Note: In order to let $_POST['LoginForm'] to give us an array instead of a string, we stick to a convention when naming input fields in the view. In particular, for an input field corresponding to attribute a of model class C, we name it as C[a]. For example, we would use LoginForm[username] to name the input field corresponding to the username attribute. The remaining task now is to create the login view which should contain an HTML form with the needed input fields.

Creating Form
Writing the login view is straightforward. We start with a form tag whose action attribute should be the URL of the login action described previously. We then insert labels and input fields for the attributes declared in the LoginForm class. At the end we insert a submit button which can be clicked by users to submit the form. All these can be done in pure HTML code. Yii provides a few helper classes to facilitate view composition. For example, to create a text input field, we can call CHtml::textField(); to create a drop-down list, call CHtml::dropDownList(). Info: One may wonder what is the benefit of using helpers if they require similar amount of code when compared with plain HTML code. The answer is that the helpers can provide more than just HTML code. For example, the following code would generate a text input field which can trigger form submission if its value is changed by users.
CHtml::textField($name,$value,array('submit'=>''));

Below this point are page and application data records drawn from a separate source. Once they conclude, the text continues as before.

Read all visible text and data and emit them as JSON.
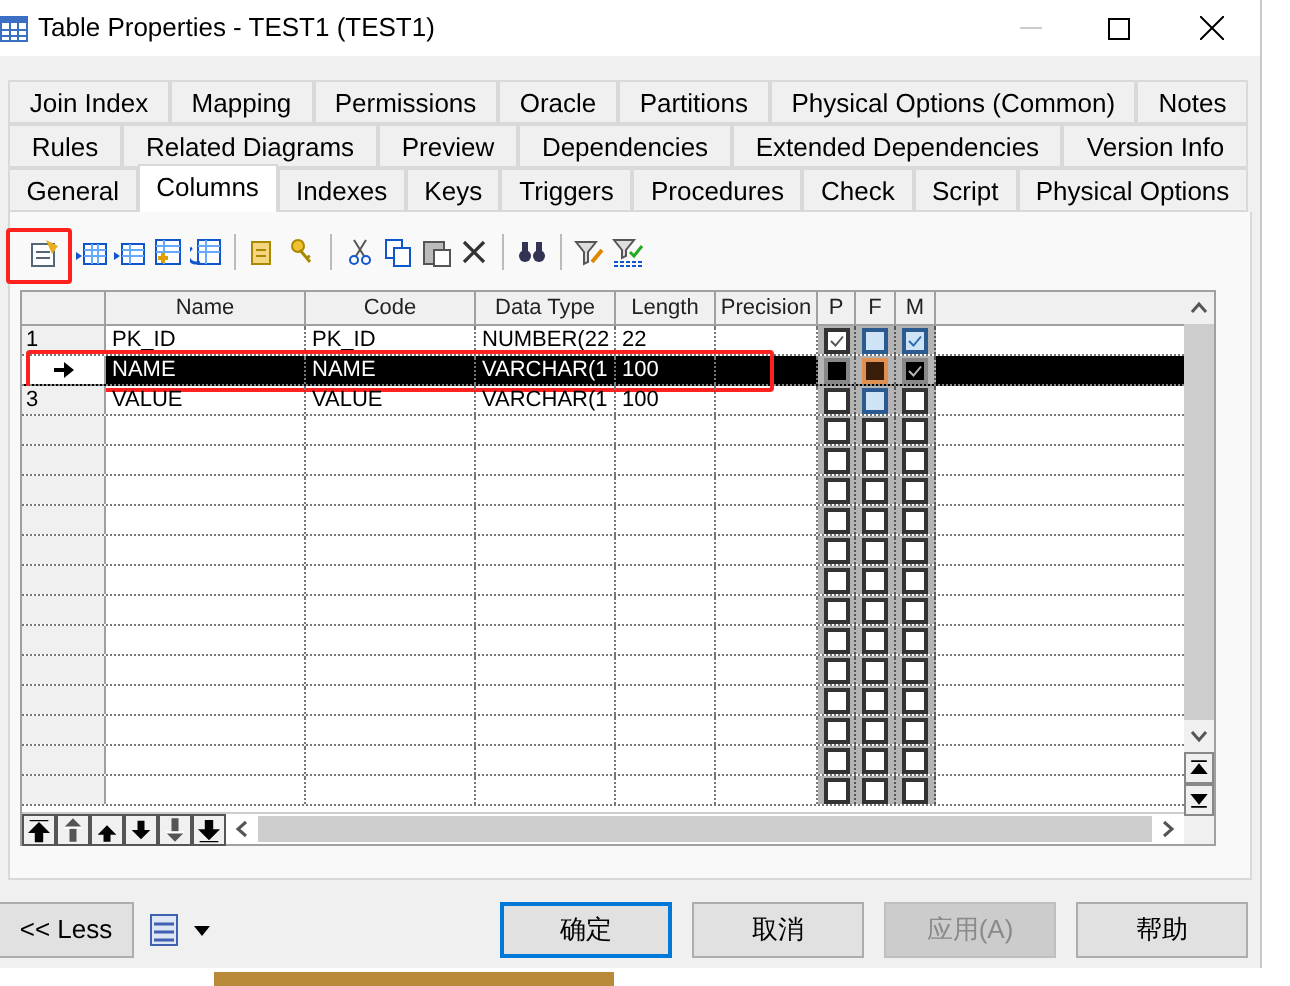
{
  "window": {
    "title": "Table Properties - TEST1 (TEST1)"
  },
  "tab_rows": [
    [
      {
        "label": "Join Index",
        "selected": false
      },
      {
        "label": "Mapping",
        "selected": false
      },
      {
        "label": "Permissions",
        "selected": false
      },
      {
        "label": "Oracle",
        "selected": false
      },
      {
        "label": "Partitions",
        "selected": false
      },
      {
        "label": "Physical Options (Common)",
        "selected": false
      },
      {
        "label": "Notes",
        "selected": false
      }
    ],
    [
      {
        "label": "Rules",
        "selected": false
      },
      {
        "label": "Related Diagrams",
        "selected": false
      },
      {
        "label": "Preview",
        "selected": false
      },
      {
        "label": "Dependencies",
        "selected": false
      },
      {
        "label": "Extended Dependencies",
        "selected": false
      },
      {
        "label": "Version Info",
        "selected": false
      }
    ],
    [
      {
        "label": "General",
        "selected": false
      },
      {
        "label": "Columns",
        "selected": true
      },
      {
        "label": "Indexes",
        "selected": false
      },
      {
        "label": "Keys",
        "selected": false
      },
      {
        "label": "Triggers",
        "selected": false
      },
      {
        "label": "Procedures",
        "selected": false
      },
      {
        "label": "Check",
        "selected": false
      },
      {
        "label": "Script",
        "selected": false
      },
      {
        "label": "Physical Options",
        "selected": false
      }
    ]
  ],
  "grid": {
    "columns": [
      "Name",
      "Code",
      "Data Type",
      "Length",
      "Precision",
      "P",
      "F",
      "M"
    ],
    "rows": [
      {
        "number": "1",
        "name": "PK_ID",
        "code": "PK_ID",
        "data_type": "NUMBER(22",
        "length": "22",
        "primary": true,
        "foreign": false,
        "mandatory": true,
        "selected": false
      },
      {
        "name": "NAME",
        "code": "NAME",
        "data_type": "VARCHAR(1",
        "length": "100",
        "primary": false,
        "foreign": false,
        "mandatory": true,
        "selected": true
      },
      {
        "number": "3",
        "name": "VALUE",
        "code": "VALUE",
        "data_type": "VARCHAR(1",
        "length": "100",
        "primary": false,
        "foreign": false,
        "mandatory": false,
        "selected": false
      }
    ]
  },
  "empty_rows": [
    {
      "primary": false,
      "foreign": false,
      "mandatory": false
    },
    {
      "primary": false,
      "foreign": false,
      "mandatory": false
    },
    {
      "primary": false,
      "foreign": false,
      "mandatory": false
    },
    {
      "primary": false,
      "foreign": false,
      "mandatory": false
    },
    {
      "primary": false,
      "foreign": false,
      "mandatory": false
    },
    {
      "primary": false,
      "foreign": false,
      "mandatory": false
    },
    {
      "primary": false,
      "foreign": false,
      "mandatory": false
    },
    {
      "primary": false,
      "foreign": false,
      "mandatory": false
    },
    {
      "primary": false,
      "foreign": false,
      "mandatory": false
    },
    {
      "primary": false,
      "foreign": false,
      "mandatory": false
    },
    {
      "primary": false,
      "foreign": false,
      "mandatory": false
    },
    {
      "primary": false,
      "foreign": false,
      "mandatory": false
    },
    {
      "primary": false,
      "foreign": false,
      "mandatory": false
    }
  ],
  "buttons": [
    {
      "label": "<< Less",
      "kind": "normal"
    },
    {
      "label": "确定",
      "kind": "default"
    },
    {
      "label": "取消",
      "kind": "normal"
    },
    {
      "label": "应用(A)",
      "kind": "disabled"
    },
    {
      "label": "帮助",
      "kind": "normal"
    }
  ]
}
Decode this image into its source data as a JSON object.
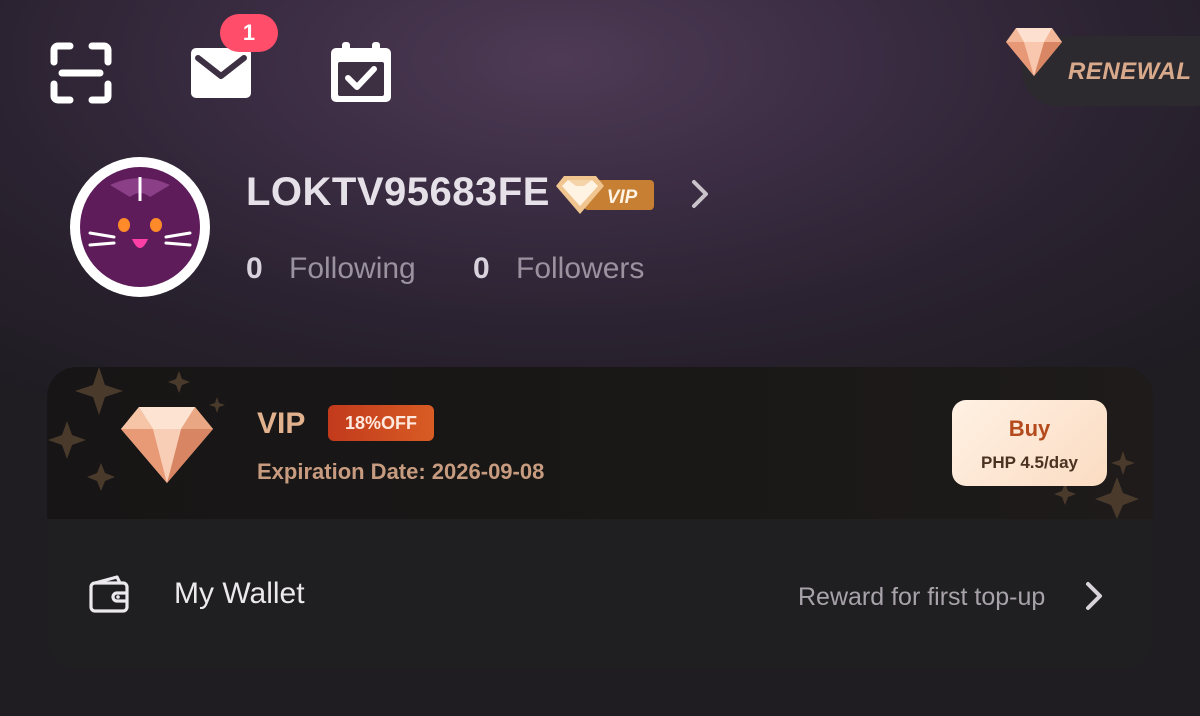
{
  "header": {
    "icons": [
      "scan-icon",
      "mail-icon",
      "calendar-check-icon"
    ],
    "mail_badge": "1",
    "renewal_label": "RENEWAL"
  },
  "profile": {
    "username": "LOKTV95683FE",
    "vip_tag": "VIP",
    "following_count": "0",
    "following_label": "Following",
    "followers_count": "0",
    "followers_label": "Followers"
  },
  "vip_card": {
    "title": "VIP",
    "discount": "18%OFF",
    "expiration": "Expiration Date: 2026-09-08",
    "buy_label": "Buy",
    "buy_price": "PHP 4.5/day"
  },
  "wallet": {
    "label": "My Wallet",
    "reward_text": "Reward for first top-up"
  },
  "colors": {
    "badge": "#ff4d6a",
    "gold": "#e2b28e",
    "discount": "#c23a1c",
    "card_bg": "#1f1e20"
  }
}
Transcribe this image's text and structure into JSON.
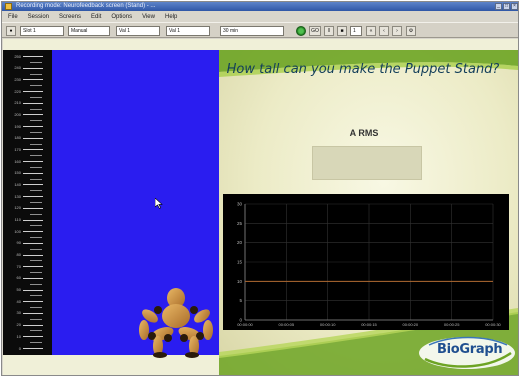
{
  "window": {
    "title": "Recording mode: Neurofeedback screen (Stand) - ..."
  },
  "menubar": {
    "items": [
      "File",
      "Session",
      "Screens",
      "Edit",
      "Options",
      "View",
      "Help"
    ]
  },
  "toolbar": {
    "slot_label": "Slot 1",
    "mode_label": "Manual",
    "view_label": "Val 1",
    "scale_label": "Val 1",
    "time_label": "30 min",
    "go_label": "GO",
    "page_label": "1"
  },
  "scale": {
    "tick_labels": [
      "250",
      "240",
      "230",
      "220",
      "210",
      "200",
      "190",
      "180",
      "170",
      "160",
      "150",
      "140",
      "130",
      "120",
      "110",
      "100",
      "90",
      "80",
      "70",
      "60",
      "50",
      "40",
      "30",
      "20",
      "10",
      "0"
    ]
  },
  "question": {
    "text": "How tall can you make the Puppet Stand?"
  },
  "rms": {
    "label": "A RMS"
  },
  "chart_data": {
    "type": "line",
    "ylim": [
      0,
      30
    ],
    "y_ticks": [
      "30",
      "25",
      "20",
      "15",
      "10",
      "5",
      "0"
    ],
    "x_ticks": [
      "00:00:00",
      "00:00:05",
      "00:00:10",
      "00:00:15",
      "00:00:20",
      "00:00:25",
      "00:00:30"
    ],
    "grid": true,
    "series": [
      {
        "values": [
          10,
          10,
          10,
          10,
          10,
          10,
          10
        ],
        "color": "#b06a30"
      }
    ]
  },
  "logo": {
    "text": "BioGraph"
  },
  "colors": {
    "stage": "#2a1df0",
    "panel": "#ecebc6",
    "accent_green": "#7cb02a",
    "question_text": "#123e5a",
    "logo_text": "#1f4f8f"
  }
}
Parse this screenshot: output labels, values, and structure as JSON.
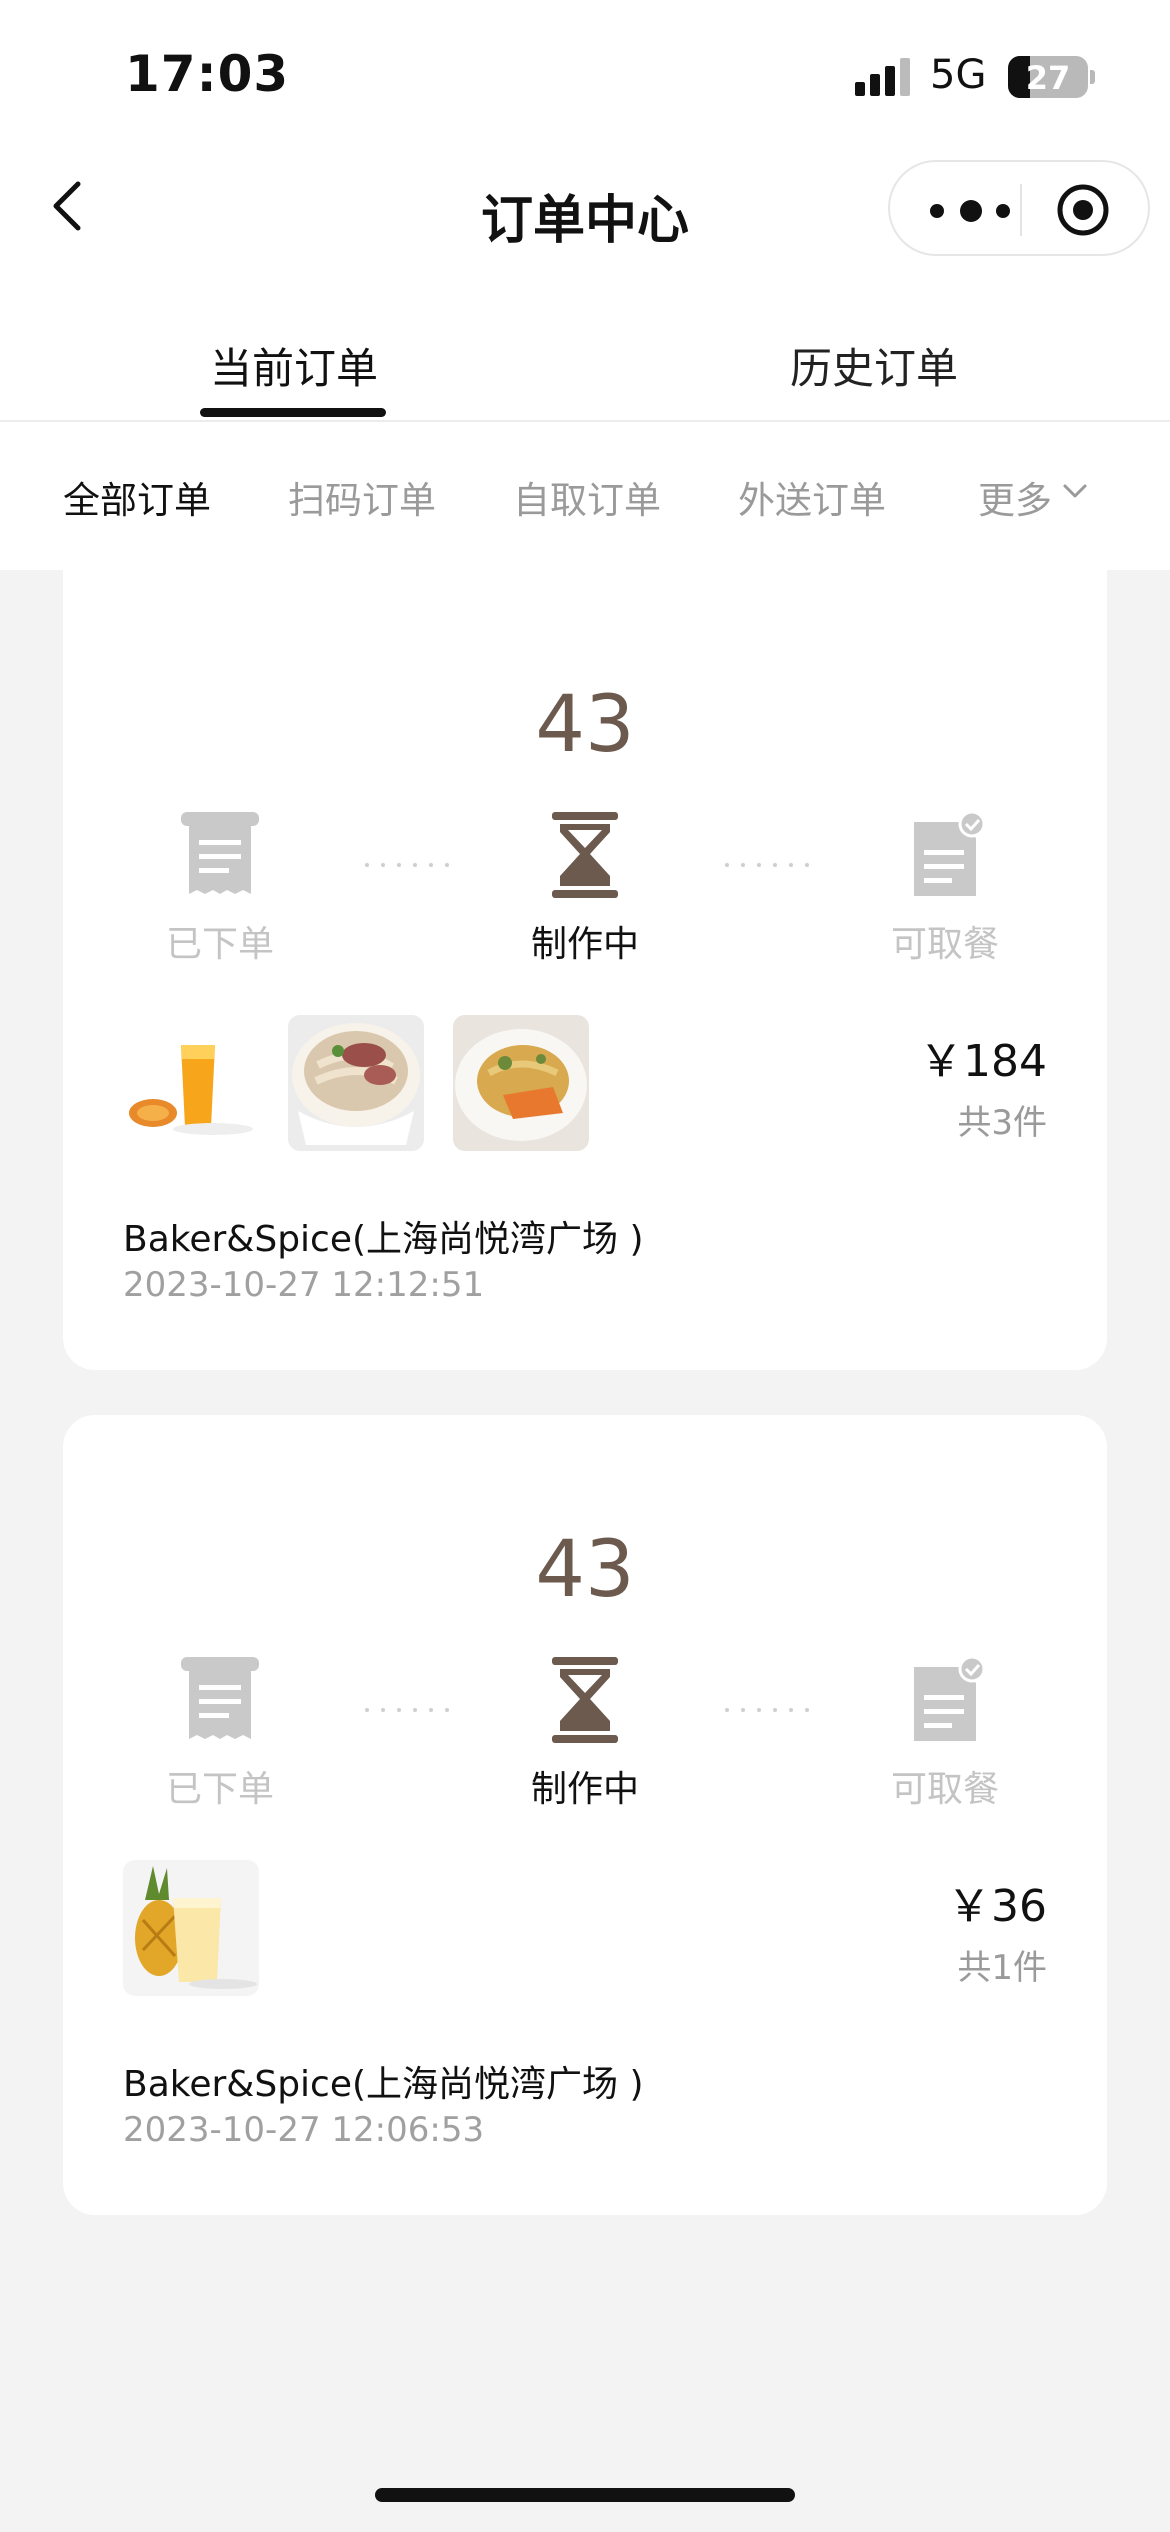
{
  "status_bar": {
    "time": "17:03",
    "network": "5G",
    "battery": "27",
    "battery_level": 0.27
  },
  "nav": {
    "title": "订单中心"
  },
  "tabs": [
    {
      "label": "当前订单",
      "active": true
    },
    {
      "label": "历史订单",
      "active": false
    }
  ],
  "filters": [
    {
      "label": "全部订单",
      "active": true
    },
    {
      "label": "扫码订单",
      "active": false
    },
    {
      "label": "自取订单",
      "active": false
    },
    {
      "label": "外送订单",
      "active": false
    },
    {
      "label": "更多",
      "active": false
    }
  ],
  "steps": [
    "已下单",
    "制作中",
    "可取餐"
  ],
  "orders": [
    {
      "pickup_number": "43",
      "current_step": "制作中",
      "price": "￥184",
      "count": "共3件",
      "store": "Baker&Spice(上海尚悦湾广场 )",
      "datetime": "2023-10-27 12:12:51",
      "items": [
        "papaya-orange-juice",
        "beef-noodle-soup",
        "salmon-pasta"
      ]
    },
    {
      "pickup_number": "43",
      "current_step": "制作中",
      "price": "￥36",
      "count": "共1件",
      "store": "Baker&Spice(上海尚悦湾广场 )",
      "datetime": "2023-10-27 12:06:53",
      "items": [
        "pineapple-juice"
      ]
    }
  ],
  "colors": {
    "accent_brown": "#6b5a4d",
    "inactive_gray": "#c4c4c4",
    "page_bg": "#f3f3f3"
  }
}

It would otherwise require writing clumsy JavaScript everywhere. In the following, we use CHtml to create the login form. We assume that the variable $model represents LoginForm instance.
<div class="form"> <?php echo CHtml::beginForm(); ?> <?php echo CHtml::errorSummary($model); ?> <div class="row"> <?php echo CHtml::activeLabel($model,'username'); ?> <?php echo CHtml::activeTextField($model,'username') ?> </div> <div class="row"> <?php echo CHtml::activeLabel($model,'password'); ?> <?php echo CHtml::activePasswordField($model,'password') ?> </div> <div class="row rememberMe"> <?php echo CHtml::activeCheckBox($model,'rememberMe'); ?> <?php echo CHtml::activeLabel($model,'rememberMe'); ?> </div> <div class="row submit"> <?php echo CHtml::submitButton('Login'); ?> </div>

<?php echo CHtml::endForm(); ?> </div><!-- form -->

The above code generates a more dynamic form. For example, CHtml::activeLabel() generates a label associated with the specified model attribute. If the attribute has an input error, the label's CSS class will be changed to error, which changes the appearance of the label with appropriate CSS styles. Similarly, CHtml::activeTextField() generates a text input field for the specified model attribute and changes its CSS class upon any input error. If we use the CSS style file form.css provided by the yiic script, the generated form would be like the following: The login page

The login with error page

Starting from version 1.1.1, a new widget called CActiveForm is provided to facilitate form creation. The widget is capable of supporting seamless and consistent validation on both client and server sides. Using CActiveForm, the above view code can be rewritten as:
<div class="form"> <?php $form=$this->beginWidget('CActiveForm'); ?> <?php echo $form->errorSummary($model); ?> <div class="row"> <?php echo $form->label($model,'username'); ?> <?php echo $form->textField($model,'username') ?> </div> <div class="row"> <?php echo $form->label($model,'password'); ?> <?php echo $form->passwordField($model,'password') ?> </div> <div class="row rememberMe"> <?php echo $form->checkBox($model,'rememberMe'); ?> <?php echo $form->label($model,'rememberMe'); ?> </div> <div class="row submit"> <?php echo CHtml::submitButton('Login'); ?> </div> <?php $this->endWidget(); ?> </div><!-- form -->